In January 1995, Gingrich was asked if he thought the Republicans were
returning to 1993. He said no, not 1993 but1760. Why 1760? The Speaker
is, as he likes constantly to remind us, a trained historian. 1760 is
a chilling thought. What were the social conditions? White male property
owners were the only ones with any rights. There were the market wonders
of slavery, genocide, child labor, 7-day work weeks, 14-16-18- hour
work days, and unfettered and unregulated capital.
It's not just the public airwaves I'm talking about here. The new right
agenda is going to attempt to privatize libraries and schools. But first
they want total control of the media. No independent media outside the
corporate nexus will be allowed to exist.
There is an urgent need for a concerted effort to safeguard the public
radio frequencies and TV channels. As problematic as the programming
is, the public interest demands that its airwaves not be sold off. I
can predict with certainty that once these frequencies and channels
go commercial they will never come back. The vultures of corporate power,
in alliance with their lackies in Congress, are salivating at the prospect
of acquiring new stations and expanding their media monopolies. A democratic
society needs a vital and diverse public broadcasting system.
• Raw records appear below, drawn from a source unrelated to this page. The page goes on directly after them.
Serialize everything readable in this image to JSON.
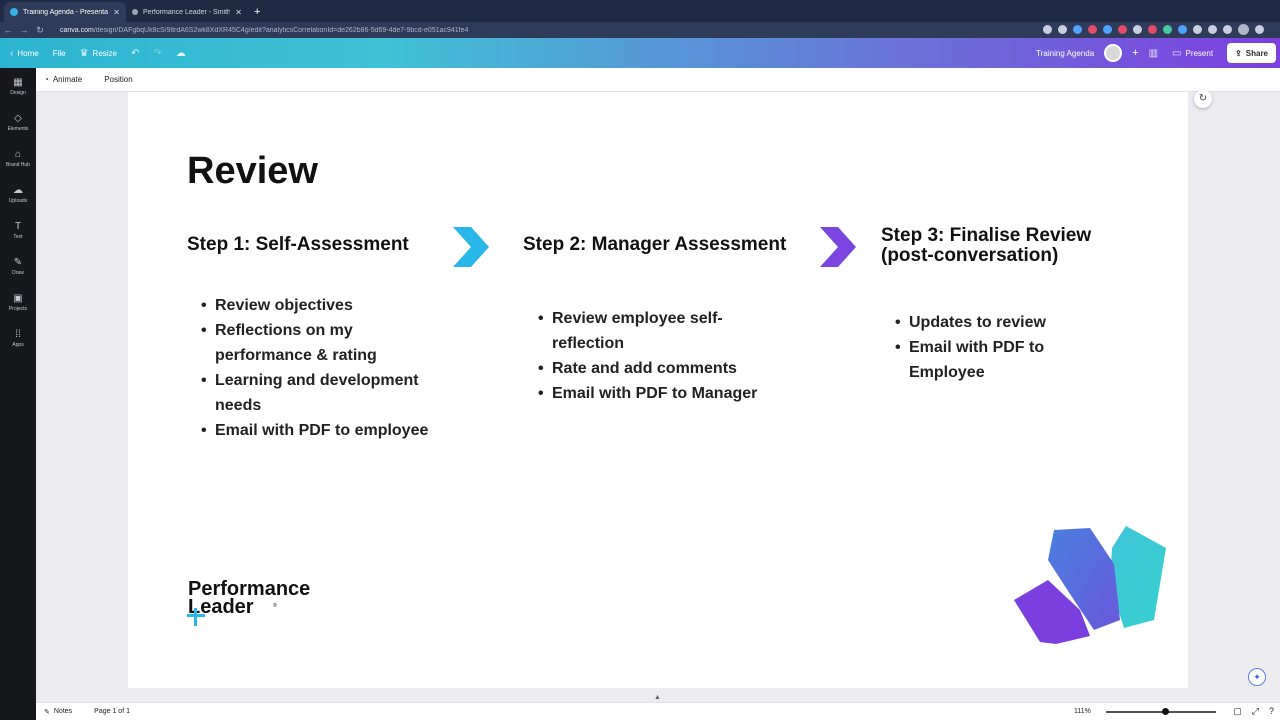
{
  "browser": {
    "tabs": [
      {
        "title": "Training Agenda - Presentation",
        "active": true
      },
      {
        "title": "Performance Leader - Smith &",
        "active": false
      }
    ],
    "url_host": "canva.com",
    "url_path": "/design/DAFgbqUk8cS/9ltrdA6S2wk8XdXR45C4g/edit?analyticsCorrelationId=de262b86-5d69-4de7-9bcd-e051ac941fe4"
  },
  "toolbar": {
    "home": "Home",
    "file": "File",
    "resize": "Resize",
    "doc_title": "Training Agenda",
    "present": "Present",
    "share": "Share"
  },
  "sidebar": {
    "items": [
      {
        "label": "Design",
        "icon": "design-icon"
      },
      {
        "label": "Elements",
        "icon": "elements-icon"
      },
      {
        "label": "Brand Hub",
        "icon": "brand-hub-icon"
      },
      {
        "label": "Uploads",
        "icon": "uploads-icon"
      },
      {
        "label": "Text",
        "icon": "text-icon"
      },
      {
        "label": "Draw",
        "icon": "draw-icon"
      },
      {
        "label": "Projects",
        "icon": "projects-icon"
      },
      {
        "label": "Apps",
        "icon": "apps-icon"
      }
    ]
  },
  "context": {
    "animate": "Animate",
    "position": "Position"
  },
  "slide": {
    "title": "Review",
    "steps": [
      {
        "heading": "Step 1: Self-Assessment",
        "bullets": [
          "Review objectives",
          "Reflections on my performance & rating",
          "Learning and development needs",
          "Email with PDF to employee"
        ]
      },
      {
        "heading": "Step 2: Manager Assessment",
        "bullets": [
          "Review employee self-reflection",
          "Rate and add comments",
          "Email with PDF to Manager"
        ]
      },
      {
        "heading": "Step 3: Finalise Review (post-conversation)",
        "bullets": [
          "Updates to review",
          "Email with PDF to Employee"
        ]
      }
    ],
    "logo_line1": "Performance",
    "logo_line2": "Leader",
    "colors": {
      "chevron1": "#29b6e8",
      "chevron2": "#7b45e0",
      "accent_cross": "#29b6e8"
    }
  },
  "bottom": {
    "notes": "Notes",
    "page": "Page 1 of 1",
    "zoom": "111%"
  }
}
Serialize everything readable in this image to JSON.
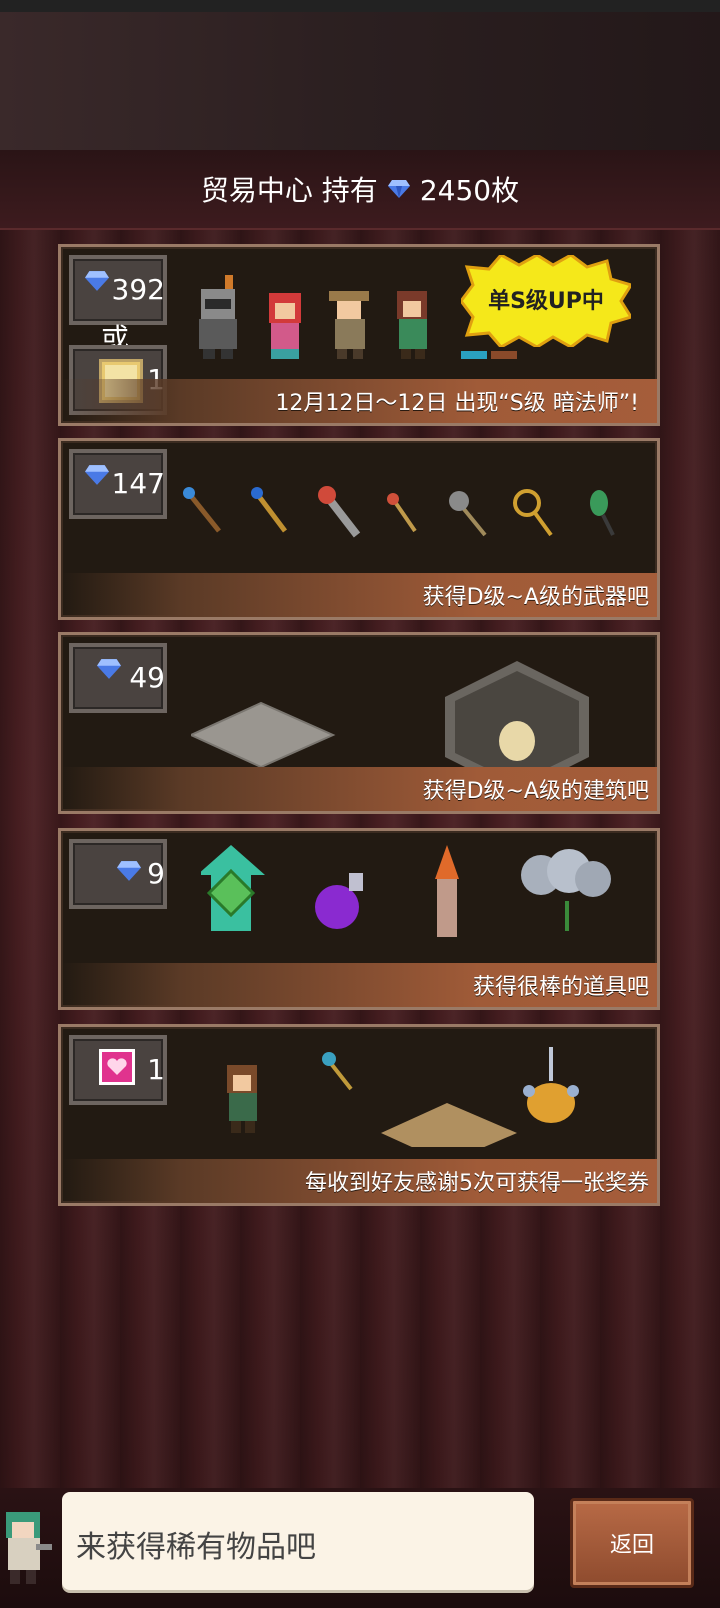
{
  "header": {
    "title": "贸易中心 持有",
    "gems_owned": "2450枚",
    "gem_icon": "blue-gem-icon"
  },
  "panels": [
    {
      "cost_gems": "392",
      "or_text": "或",
      "cost_ticket": "1",
      "badge": "单S级UP中",
      "caption": "12月12日～12日 出现“S级 暗法师”!"
    },
    {
      "cost_gems": "147",
      "caption": "获得D级~A级的武器吧"
    },
    {
      "cost_gems": "49",
      "caption": "获得D级~A级的建筑吧"
    },
    {
      "cost_gems": "9",
      "caption": "获得很棒的道具吧"
    },
    {
      "cost_hearts": "1",
      "caption": "每收到好友感谢5次可获得一张奖券"
    }
  ],
  "footer": {
    "speech": "来获得稀有物品吧",
    "back_label": "返回"
  },
  "colors": {
    "accent_strip": "#a55d3a",
    "badge_yellow": "#f5e81a",
    "heart_pink": "#e0338e",
    "gem_blue": "#3a6ad8"
  }
}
It is
up to people to organize and defend their airwaves.
-- David Barsamian, 1995
I am indebted to William Hoynes's book Public Television for Sale for
some of the information in this article.